For the first time since 1990, the Detroit Red Wings are spectators to begin the Stanley Cup Playoffs. Simply put, their season was a major disappointment. Of course, the team had some positive moments through the 82 games, but they were overshadowed by far too many negatives, and it cost them a playoff spot.
Let’s take a look at the things that went right, the things that went wrong, and then what went really wrong.
1. THE GOOD
The Emergence of Andreas Athanasiou
Andreas Athanasiou took major strides in his second season after having shown promise in his first. When it was all said and done, he was second overall on the team with 18 goals. His explosive speed and good hands help generate offensive chances for the team, and fans were excited to see him on the ice. The only problem with his game is his defensive lapses, and he paid for it by seeing his ice time reduced by coach Jeff Blashill. Regardless, the team is counting on him to be one of the building blocks for the future as they aim to get back into championship contention.
Further Developing of Anthony Mantha
Anthony Mantha entered the season with something to prove to the Red Wings.

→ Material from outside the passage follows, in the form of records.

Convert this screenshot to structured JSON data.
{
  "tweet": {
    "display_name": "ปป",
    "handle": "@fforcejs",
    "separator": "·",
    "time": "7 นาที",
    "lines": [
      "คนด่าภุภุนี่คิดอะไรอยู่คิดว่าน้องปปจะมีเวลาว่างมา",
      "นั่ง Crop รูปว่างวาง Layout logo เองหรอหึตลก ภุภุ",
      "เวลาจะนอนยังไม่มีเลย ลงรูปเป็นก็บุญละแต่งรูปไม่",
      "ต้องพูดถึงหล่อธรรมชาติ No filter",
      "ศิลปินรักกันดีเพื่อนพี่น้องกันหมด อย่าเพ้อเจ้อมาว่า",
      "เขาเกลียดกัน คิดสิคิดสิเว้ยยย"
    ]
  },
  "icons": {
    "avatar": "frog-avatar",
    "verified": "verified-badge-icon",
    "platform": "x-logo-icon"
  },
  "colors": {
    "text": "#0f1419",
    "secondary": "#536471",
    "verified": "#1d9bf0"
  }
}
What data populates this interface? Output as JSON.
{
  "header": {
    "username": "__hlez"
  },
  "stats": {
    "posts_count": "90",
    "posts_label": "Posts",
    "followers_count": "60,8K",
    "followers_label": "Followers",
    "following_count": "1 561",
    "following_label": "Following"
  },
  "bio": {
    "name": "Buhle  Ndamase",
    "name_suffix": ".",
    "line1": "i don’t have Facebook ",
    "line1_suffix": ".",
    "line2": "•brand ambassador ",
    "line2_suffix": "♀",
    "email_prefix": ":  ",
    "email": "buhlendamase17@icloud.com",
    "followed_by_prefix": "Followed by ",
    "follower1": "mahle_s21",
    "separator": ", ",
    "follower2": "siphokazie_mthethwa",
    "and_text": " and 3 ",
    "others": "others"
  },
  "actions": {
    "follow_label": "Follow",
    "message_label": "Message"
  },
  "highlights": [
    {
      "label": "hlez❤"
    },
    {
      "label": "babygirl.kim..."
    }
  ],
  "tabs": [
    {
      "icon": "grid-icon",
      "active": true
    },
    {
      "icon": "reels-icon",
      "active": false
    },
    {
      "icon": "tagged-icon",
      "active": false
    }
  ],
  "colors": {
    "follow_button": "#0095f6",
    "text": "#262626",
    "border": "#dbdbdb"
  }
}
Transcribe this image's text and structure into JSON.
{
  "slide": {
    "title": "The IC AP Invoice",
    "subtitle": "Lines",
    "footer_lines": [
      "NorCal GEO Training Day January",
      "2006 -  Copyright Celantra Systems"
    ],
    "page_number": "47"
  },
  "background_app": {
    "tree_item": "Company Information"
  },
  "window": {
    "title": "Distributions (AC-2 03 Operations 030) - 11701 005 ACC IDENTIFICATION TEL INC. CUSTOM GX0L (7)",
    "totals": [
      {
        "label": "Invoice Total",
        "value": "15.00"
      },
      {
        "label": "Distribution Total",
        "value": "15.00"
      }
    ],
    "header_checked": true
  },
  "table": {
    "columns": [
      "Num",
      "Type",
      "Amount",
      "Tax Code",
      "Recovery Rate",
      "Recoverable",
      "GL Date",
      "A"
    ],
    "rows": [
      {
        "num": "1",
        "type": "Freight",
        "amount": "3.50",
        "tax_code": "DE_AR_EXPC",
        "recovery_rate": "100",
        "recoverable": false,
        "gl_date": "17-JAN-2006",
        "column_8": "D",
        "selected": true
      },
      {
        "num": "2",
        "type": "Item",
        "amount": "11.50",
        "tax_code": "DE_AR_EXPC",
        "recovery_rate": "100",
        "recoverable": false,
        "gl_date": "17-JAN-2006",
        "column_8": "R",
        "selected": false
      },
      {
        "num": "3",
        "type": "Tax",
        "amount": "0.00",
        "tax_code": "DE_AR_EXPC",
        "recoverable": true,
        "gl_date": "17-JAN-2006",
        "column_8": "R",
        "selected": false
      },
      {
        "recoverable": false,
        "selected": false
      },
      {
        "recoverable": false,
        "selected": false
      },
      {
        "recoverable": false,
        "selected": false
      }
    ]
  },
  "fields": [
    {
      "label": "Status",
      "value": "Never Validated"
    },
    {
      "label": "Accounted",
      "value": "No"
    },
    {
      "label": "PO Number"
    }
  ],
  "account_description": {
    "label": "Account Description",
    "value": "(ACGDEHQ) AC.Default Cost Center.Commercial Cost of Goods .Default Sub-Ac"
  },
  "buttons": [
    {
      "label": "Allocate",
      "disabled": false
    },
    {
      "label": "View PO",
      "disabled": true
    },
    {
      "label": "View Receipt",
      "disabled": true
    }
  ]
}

After being used late last season and showing promise, he began this campaign with the Grand Rapids Griffins. However, he was soon called up to the NHL and made an immediate impact. He finished with 17 goals and 19 assists in 60 games, and also found chemistry playing on a line with Henrik Zetterberg. But, like Andreas Athanasiou, he drew the ire of coach Jeff Blashill due to lapses in defensive play and compete level, and was even scratched for a few games. However, he figures long-term into the team’s plans, and his strong rookie campaign should help him take the next step in the coming years.
Tomas Tatar’s late season surge
Tomas Tatar did not have a good first half of the year. Aside from a December hat trick against Anaheim, he struggled offensively, and it hurt the team. However, he showed flashes of what the team saw from him in his first two years by scoring 13 goals in the final 25 games of the year. He’s a restricted free-agent going into this summer.
Jimmy Howard’s Resurgence
After all of the rumors of Detroit looking to move on from Jimmy Howard after Petr Mrazek’s emergence, Howard effectively silenced his critics. He posted terrific numbers before a knee injury kept him out of the lineup for 2 1/2 months. The reason that his record doesn’t look so great is because the team provided him with nearly no offense. The Red Wings will have some thinking to do on which goaltender they intend to expose to the upcoming NHL Expansion Draft.
2. THE BAD
The Team Offense
In a word, woeful. The Red Wings offense was so bad that they produced their lowest goal production since 1977 – two years before Joe Louis Arena opened. That just can’t happen. Several members of the team failed to provide the offense that the team needed. Justin Abdelkader didn’t even hit 10 goals all year. Gus Nyquist continued to struggle after having potted 28 and 27 goals respectively in 2014 and 2015, with only 12 this year. Dylan Larkin took a step backward following his strong rookie campaign. Frans Nielsen, though reliable, only put up 41 points. You can’t win if you don’t score enough, and the team certainly found that out first hand this season.
Following the retirement of Nicklas Lidstrom in 2012, one thing the Red Wings have lacked is a true, bonafide number one defenseman. Niklas Kronwall is on his last legs, and it showed in his play this year. Age and injuries are certainly catching up to him. Danny DeKeyser struggled all season after being viewed as one of the central figures on the team, putting up a minus 22 rating and being prone to too many turnovers and errors. Only four teams allowed more goals against on the year than the Red Wings.
It’s become apparent that the Jeff Blashill experiment hasn’t been working out the way the team envisioned when he was promoted from Grand Rapids to take Mike Babcock’s place in 2015. Nearly every player on the roster has taken a step backward under Blashill’s term, and he’s not getting nearly enough out of them. He’s also drawn the ire of fans with his decisions to bench players like Anthony Mantha and Andreas Athanasiou while continuing to trot out struggling players like Riley Sheahan. However, he will apparently be returning behind the bench next year.
3. THE UGLY
One of the biggest surprises in the NHL this year was the lack of goal scoring from Riley Sheahan. After having scored 36 goals in his last three years, Sheahan didn’t score a single goal all season until he potted two in the final game on the schedule. He’s not a bad player, which is why his stunning drop-off was so surprising. It certainly didn’t help that he was rated fifth worst in the NHL with a minus 29 rating. He also earned the dubious honor of setting the Red Wings team record for most games without a goal by a forward.
The Red Wings powerplay unit was an abomination for most of the season. At one point in the season, it was the worst in 50 years. The team also failed to score a powerplay goal on the road for not one, not two, but three months. Absolutely inexcusable. Coach John Torchetti, who is in charge of running the powerplay, isn’t going anywhere either. Why?